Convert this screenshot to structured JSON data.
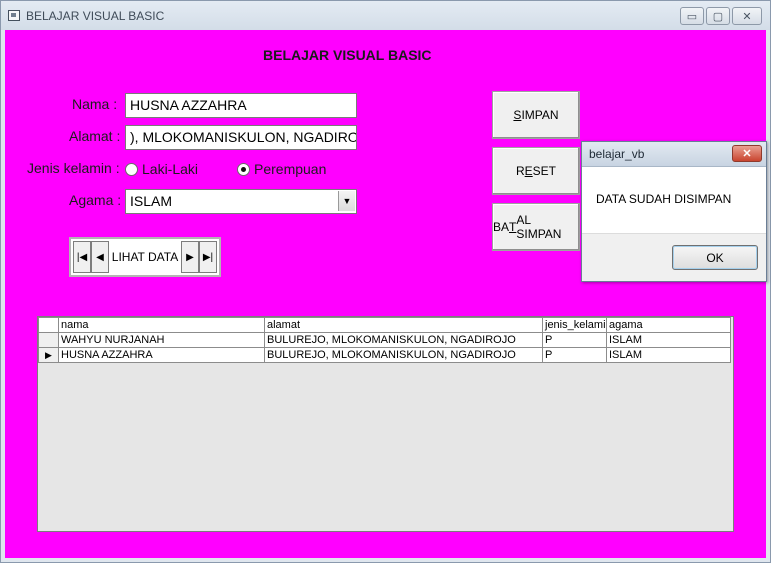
{
  "window": {
    "title": "BELAJAR VISUAL BASIC",
    "controls": {
      "minimize": "▭",
      "maximize": "▢",
      "close": "✕"
    }
  },
  "form": {
    "heading": "BELAJAR VISUAL BASIC",
    "nama_label": "Nama :",
    "nama_value": "HUSNA AZZAHRA",
    "alamat_label": "Alamat :",
    "alamat_value": "), MLOKOMANISKULON, NGADIROJO",
    "jenis_label": "Jenis kelamin :",
    "radio_laki": "Laki-Laki",
    "radio_perempuan": "Perempuan",
    "agama_label": "Agama :",
    "agama_value": "ISLAM"
  },
  "data_nav": {
    "caption": "LIHAT DATA",
    "first": "|◀",
    "prev": "◀",
    "next": "▶",
    "last": "▶|"
  },
  "buttons": {
    "simpan_key": "S",
    "simpan_rest": "IMPAN",
    "reset_pre": "R",
    "reset_key": "E",
    "reset_rest": "SET",
    "batal_pre": "BA",
    "batal_key": "T",
    "batal_rest": "AL SIMPAN"
  },
  "grid": {
    "columns": [
      "nama",
      "alamat",
      "jenis_kelamin",
      "agama"
    ],
    "rows": [
      {
        "indicator": "",
        "cells": [
          "WAHYU NURJANAH",
          "BULUREJO, MLOKOMANISKULON, NGADIROJO",
          "P",
          "ISLAM"
        ]
      },
      {
        "indicator": "▶",
        "cells": [
          "HUSNA AZZAHRA",
          "BULUREJO, MLOKOMANISKULON, NGADIROJO",
          "P",
          "ISLAM"
        ]
      }
    ]
  },
  "dialog": {
    "title": "belajar_vb",
    "close": "✕",
    "message": "DATA SUDAH DISIMPAN",
    "ok": "OK"
  }
}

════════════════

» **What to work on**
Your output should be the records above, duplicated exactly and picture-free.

» **Exercise solution**
Convert this screenshot to structured JSON data.
{
  "window": {
    "title": "BELAJAR VISUAL BASIC",
    "controls": {
      "minimize": "▭",
      "maximize": "▢",
      "close": "✕"
    }
  },
  "form": {
    "heading": "BELAJAR VISUAL BASIC",
    "nama_label": "Nama :",
    "nama_value": "HUSNA AZZAHRA",
    "alamat_label": "Alamat :",
    "alamat_value": "), MLOKOMANISKULON, NGADIROJO",
    "jenis_label": "Jenis kelamin :",
    "radio_laki": "Laki-Laki",
    "radio_perempuan": "Perempuan",
    "agama_label": "Agama :",
    "agama_value": "ISLAM"
  },
  "data_nav": {
    "caption": "LIHAT DATA",
    "first": "|◀",
    "prev": "◀",
    "next": "▶",
    "last": "▶|"
  },
  "buttons": {
    "simpan_key": "S",
    "simpan_rest": "IMPAN",
    "reset_pre": "R",
    "reset_key": "E",
    "reset_rest": "SET",
    "batal_pre": "BA",
    "batal_key": "T",
    "batal_rest": "AL SIMPAN"
  },
  "grid": {
    "columns": [
      "nama",
      "alamat",
      "jenis_kelamin",
      "agama"
    ],
    "rows": [
      {
        "indicator": "",
        "cells": [
          "WAHYU NURJANAH",
          "BULUREJO, MLOKOMANISKULON, NGADIROJO",
          "P",
          "ISLAM"
        ]
      },
      {
        "indicator": "▶",
        "cells": [
          "HUSNA AZZAHRA",
          "BULUREJO, MLOKOMANISKULON, NGADIROJO",
          "P",
          "ISLAM"
        ]
      }
    ]
  },
  "dialog": {
    "title": "belajar_vb",
    "close": "✕",
    "message": "DATA SUDAH DISIMPAN",
    "ok": "OK"
  }
}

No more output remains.